**Brief**
Each line of the records that includes "screenshot" should be found and copied.
*** Opening of Data for this task ***
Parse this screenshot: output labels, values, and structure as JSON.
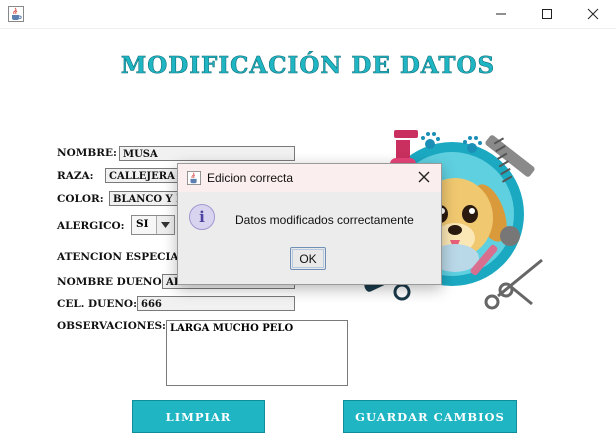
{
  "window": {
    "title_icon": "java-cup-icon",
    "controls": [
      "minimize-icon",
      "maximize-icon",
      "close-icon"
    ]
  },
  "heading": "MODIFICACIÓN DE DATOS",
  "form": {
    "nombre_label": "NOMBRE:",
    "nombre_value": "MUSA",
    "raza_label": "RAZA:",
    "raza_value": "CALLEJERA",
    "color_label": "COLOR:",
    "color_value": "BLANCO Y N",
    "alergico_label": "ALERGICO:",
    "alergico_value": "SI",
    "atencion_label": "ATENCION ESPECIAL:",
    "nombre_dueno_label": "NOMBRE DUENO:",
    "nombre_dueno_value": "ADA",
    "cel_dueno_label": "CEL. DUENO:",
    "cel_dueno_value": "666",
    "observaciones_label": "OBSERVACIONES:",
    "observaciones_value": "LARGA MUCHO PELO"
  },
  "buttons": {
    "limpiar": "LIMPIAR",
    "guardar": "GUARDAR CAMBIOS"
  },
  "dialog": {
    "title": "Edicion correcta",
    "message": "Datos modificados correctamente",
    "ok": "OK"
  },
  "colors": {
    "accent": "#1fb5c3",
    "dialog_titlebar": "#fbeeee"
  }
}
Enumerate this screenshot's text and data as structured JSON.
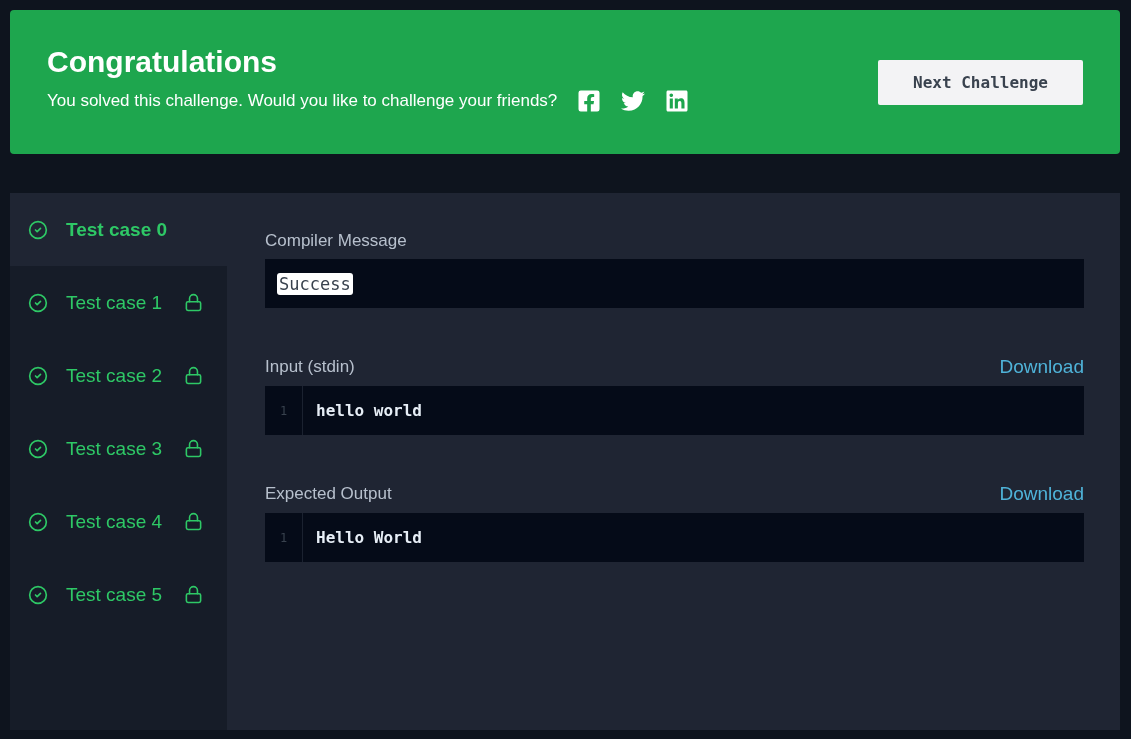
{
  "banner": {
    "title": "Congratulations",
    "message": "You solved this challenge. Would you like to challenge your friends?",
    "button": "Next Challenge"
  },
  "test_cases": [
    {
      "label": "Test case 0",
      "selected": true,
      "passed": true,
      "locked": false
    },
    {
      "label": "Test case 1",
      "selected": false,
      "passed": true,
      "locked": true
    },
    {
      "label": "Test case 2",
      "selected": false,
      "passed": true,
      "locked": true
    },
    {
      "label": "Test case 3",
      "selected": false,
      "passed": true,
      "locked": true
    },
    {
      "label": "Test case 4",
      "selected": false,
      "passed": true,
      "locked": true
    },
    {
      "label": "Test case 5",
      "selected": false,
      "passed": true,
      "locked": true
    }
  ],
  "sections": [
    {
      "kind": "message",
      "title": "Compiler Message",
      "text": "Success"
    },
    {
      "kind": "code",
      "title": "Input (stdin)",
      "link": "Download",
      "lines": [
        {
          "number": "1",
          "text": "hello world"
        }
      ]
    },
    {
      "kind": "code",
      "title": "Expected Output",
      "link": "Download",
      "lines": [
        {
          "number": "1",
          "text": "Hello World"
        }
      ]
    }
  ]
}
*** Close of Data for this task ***
**Problem solution**
Parse this screenshot: output labels, values, and structure as JSON.
Enumerate this screenshot's text and data as structured JSON.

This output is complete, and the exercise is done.